Start of Listed records
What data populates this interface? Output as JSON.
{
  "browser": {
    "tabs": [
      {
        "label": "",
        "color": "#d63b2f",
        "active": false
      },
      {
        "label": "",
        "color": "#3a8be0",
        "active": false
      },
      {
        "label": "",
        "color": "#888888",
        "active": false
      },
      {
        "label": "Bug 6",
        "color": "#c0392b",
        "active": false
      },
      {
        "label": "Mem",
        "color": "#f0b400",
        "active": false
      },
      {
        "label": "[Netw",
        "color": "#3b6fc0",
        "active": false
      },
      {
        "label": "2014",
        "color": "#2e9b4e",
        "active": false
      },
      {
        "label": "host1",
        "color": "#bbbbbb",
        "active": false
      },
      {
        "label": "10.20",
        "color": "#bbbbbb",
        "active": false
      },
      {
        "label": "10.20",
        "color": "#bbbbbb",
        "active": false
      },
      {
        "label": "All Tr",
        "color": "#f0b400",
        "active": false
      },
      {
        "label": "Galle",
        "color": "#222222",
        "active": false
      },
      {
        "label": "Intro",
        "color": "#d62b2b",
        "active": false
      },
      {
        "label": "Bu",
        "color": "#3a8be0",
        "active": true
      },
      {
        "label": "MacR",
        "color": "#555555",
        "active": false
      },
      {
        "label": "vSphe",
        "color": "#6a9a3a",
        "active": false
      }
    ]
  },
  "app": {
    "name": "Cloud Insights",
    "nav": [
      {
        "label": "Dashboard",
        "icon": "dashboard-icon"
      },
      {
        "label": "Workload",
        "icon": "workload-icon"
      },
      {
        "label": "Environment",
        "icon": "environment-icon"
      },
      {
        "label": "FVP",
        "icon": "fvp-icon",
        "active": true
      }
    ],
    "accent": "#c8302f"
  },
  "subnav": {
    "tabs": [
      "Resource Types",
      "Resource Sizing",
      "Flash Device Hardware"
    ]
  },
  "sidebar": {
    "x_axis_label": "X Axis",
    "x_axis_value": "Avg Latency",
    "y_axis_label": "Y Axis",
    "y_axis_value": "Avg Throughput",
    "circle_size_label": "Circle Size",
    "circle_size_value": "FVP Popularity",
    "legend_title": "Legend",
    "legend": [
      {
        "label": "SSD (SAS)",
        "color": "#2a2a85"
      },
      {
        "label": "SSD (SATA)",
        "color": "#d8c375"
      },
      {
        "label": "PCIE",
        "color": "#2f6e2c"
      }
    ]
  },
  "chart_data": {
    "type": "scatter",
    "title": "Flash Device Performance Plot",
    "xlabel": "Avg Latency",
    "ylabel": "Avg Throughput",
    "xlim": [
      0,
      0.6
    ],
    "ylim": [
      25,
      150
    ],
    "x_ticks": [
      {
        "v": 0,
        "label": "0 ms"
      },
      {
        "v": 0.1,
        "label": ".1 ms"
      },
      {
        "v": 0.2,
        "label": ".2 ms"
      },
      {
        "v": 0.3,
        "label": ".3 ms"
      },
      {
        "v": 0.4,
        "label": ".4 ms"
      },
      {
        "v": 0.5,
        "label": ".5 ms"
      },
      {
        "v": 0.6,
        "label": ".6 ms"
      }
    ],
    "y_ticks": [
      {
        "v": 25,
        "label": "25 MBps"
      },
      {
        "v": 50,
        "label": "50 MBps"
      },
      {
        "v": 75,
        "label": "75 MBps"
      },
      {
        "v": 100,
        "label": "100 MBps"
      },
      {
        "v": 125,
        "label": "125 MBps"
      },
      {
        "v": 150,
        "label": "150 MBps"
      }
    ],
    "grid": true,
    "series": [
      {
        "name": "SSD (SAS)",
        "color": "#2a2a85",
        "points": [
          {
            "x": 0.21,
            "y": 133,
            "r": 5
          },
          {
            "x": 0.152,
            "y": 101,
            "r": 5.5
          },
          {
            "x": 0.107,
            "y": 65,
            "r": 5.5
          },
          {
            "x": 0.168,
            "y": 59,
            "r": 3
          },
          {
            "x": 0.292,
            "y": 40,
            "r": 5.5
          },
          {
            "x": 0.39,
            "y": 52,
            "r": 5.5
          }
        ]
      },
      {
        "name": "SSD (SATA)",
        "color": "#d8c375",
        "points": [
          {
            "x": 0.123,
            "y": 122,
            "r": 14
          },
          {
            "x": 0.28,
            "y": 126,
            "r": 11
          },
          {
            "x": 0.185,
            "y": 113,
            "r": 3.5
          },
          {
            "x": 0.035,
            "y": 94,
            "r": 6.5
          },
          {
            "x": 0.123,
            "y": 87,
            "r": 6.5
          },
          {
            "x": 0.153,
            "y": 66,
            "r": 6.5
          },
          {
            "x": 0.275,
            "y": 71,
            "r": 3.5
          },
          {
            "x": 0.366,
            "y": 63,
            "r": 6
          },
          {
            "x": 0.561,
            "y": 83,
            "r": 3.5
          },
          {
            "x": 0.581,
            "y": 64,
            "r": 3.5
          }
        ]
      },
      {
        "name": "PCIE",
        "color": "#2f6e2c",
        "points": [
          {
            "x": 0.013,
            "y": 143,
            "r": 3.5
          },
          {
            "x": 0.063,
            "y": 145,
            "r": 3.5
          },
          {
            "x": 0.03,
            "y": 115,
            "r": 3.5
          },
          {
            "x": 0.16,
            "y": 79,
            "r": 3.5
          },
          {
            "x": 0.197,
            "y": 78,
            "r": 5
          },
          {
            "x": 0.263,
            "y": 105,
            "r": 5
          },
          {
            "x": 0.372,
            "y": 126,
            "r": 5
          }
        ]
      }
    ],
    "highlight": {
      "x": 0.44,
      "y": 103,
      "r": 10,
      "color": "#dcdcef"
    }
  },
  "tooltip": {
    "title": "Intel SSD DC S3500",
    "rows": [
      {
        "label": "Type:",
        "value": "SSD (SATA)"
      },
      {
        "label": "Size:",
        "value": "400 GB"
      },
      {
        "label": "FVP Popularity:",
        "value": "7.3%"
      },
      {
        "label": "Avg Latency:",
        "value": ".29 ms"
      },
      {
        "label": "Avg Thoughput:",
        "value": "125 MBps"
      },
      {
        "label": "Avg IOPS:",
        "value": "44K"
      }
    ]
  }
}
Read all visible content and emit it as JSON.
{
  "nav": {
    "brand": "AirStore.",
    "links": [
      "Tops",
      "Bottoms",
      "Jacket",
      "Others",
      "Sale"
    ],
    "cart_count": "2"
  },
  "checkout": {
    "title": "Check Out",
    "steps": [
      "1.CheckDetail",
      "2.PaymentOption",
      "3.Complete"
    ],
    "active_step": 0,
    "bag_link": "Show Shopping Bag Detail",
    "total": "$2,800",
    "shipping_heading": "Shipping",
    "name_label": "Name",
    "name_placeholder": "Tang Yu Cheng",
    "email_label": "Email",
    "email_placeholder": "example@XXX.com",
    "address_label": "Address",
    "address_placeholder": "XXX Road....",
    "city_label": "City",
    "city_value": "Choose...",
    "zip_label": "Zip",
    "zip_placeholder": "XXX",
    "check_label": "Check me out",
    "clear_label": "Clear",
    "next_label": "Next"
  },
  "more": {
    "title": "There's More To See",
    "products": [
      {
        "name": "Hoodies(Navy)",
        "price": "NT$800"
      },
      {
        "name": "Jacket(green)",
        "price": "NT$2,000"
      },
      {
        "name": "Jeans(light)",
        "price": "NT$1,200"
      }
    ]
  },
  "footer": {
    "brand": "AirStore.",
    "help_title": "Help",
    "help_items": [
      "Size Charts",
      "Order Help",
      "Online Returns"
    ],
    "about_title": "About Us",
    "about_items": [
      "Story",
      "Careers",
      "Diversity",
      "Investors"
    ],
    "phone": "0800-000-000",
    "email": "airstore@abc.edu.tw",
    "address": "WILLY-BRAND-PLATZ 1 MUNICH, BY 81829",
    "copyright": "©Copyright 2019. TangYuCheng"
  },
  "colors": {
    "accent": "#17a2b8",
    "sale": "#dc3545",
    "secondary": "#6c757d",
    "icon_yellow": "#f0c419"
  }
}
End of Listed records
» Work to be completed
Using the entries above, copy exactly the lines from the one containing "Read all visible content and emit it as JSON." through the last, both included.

» Exercise response
Read all visible content and emit it as JSON.
{
  "nav": {
    "brand": "AirStore.",
    "links": [
      "Tops",
      "Bottoms",
      "Jacket",
      "Others",
      "Sale"
    ],
    "cart_count": "2"
  },
  "checkout": {
    "title": "Check Out",
    "steps": [
      "1.CheckDetail",
      "2.PaymentOption",
      "3.Complete"
    ],
    "active_step": 0,
    "bag_link": "Show Shopping Bag Detail",
    "total": "$2,800",
    "shipping_heading": "Shipping",
    "name_label": "Name",
    "name_placeholder": "Tang Yu Cheng",
    "email_label": "Email",
    "email_placeholder": "example@XXX.com",
    "address_label": "Address",
    "address_placeholder": "XXX Road....",
    "city_label": "City",
    "city_value": "Choose...",
    "zip_label": "Zip",
    "zip_placeholder": "XXX",
    "check_label": "Check me out",
    "clear_label": "Clear",
    "next_label": "Next"
  },
  "more": {
    "title": "There's More To See",
    "products": [
      {
        "name": "Hoodies(Navy)",
        "price": "NT$800"
      },
      {
        "name": "Jacket(green)",
        "price": "NT$2,000"
      },
      {
        "name": "Jeans(light)",
        "price": "NT$1,200"
      }
    ]
  },
  "footer": {
    "brand": "AirStore.",
    "help_title": "Help",
    "help_items": [
      "Size Charts",
      "Order Help",
      "Online Returns"
    ],
    "about_title": "About Us",
    "about_items": [
      "Story",
      "Careers",
      "Diversity",
      "Investors"
    ],
    "phone": "0800-000-000",
    "email": "airstore@abc.edu.tw",
    "address": "WILLY-BRAND-PLATZ 1 MUNICH, BY 81829",
    "copyright": "©Copyright 2019. TangYuCheng"
  },
  "colors": {
    "accent": "#17a2b8",
    "sale": "#dc3545",
    "secondary": "#6c757d",
    "icon_yellow": "#f0c419"
  }
}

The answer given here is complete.